What is being asked:
Please find how many lines of the data contain the string "features", and respond with that number only.

++++++

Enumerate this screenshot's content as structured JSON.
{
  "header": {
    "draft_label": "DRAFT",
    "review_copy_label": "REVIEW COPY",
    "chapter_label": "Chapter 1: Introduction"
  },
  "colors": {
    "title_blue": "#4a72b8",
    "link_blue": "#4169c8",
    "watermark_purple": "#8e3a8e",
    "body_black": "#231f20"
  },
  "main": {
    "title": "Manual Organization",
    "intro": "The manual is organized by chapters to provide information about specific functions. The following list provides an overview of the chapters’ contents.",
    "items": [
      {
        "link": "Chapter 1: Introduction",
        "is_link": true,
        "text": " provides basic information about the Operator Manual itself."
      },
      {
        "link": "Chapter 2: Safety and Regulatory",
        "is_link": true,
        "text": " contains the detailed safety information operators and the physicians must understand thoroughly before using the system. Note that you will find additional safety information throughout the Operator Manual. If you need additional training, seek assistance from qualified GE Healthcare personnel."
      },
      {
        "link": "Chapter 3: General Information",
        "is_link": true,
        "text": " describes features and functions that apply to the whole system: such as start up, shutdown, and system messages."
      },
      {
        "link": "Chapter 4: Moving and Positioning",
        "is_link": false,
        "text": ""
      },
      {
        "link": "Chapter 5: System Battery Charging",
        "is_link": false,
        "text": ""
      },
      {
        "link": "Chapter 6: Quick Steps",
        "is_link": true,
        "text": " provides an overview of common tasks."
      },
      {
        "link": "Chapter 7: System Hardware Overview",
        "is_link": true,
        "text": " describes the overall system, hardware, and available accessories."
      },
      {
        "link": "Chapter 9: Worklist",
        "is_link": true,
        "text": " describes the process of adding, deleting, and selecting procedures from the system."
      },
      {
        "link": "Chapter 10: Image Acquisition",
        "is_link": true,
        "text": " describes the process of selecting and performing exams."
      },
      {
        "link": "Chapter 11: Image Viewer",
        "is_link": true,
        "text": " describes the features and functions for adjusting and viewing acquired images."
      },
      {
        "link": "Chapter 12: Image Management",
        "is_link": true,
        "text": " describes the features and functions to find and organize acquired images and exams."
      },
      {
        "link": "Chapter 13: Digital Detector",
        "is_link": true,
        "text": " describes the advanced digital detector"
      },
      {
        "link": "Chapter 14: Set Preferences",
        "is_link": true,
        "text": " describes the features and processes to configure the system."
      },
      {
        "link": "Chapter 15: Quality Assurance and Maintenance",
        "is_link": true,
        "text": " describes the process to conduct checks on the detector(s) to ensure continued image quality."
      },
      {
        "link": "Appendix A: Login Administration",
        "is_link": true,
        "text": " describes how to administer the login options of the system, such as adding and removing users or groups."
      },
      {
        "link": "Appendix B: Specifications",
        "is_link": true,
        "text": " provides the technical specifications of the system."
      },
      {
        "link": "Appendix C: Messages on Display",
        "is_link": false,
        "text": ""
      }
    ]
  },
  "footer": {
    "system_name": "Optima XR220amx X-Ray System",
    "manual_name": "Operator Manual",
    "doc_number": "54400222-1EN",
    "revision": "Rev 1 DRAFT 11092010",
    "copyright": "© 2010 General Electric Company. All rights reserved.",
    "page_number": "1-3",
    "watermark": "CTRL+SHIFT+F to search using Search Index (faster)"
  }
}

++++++

Expected output:
4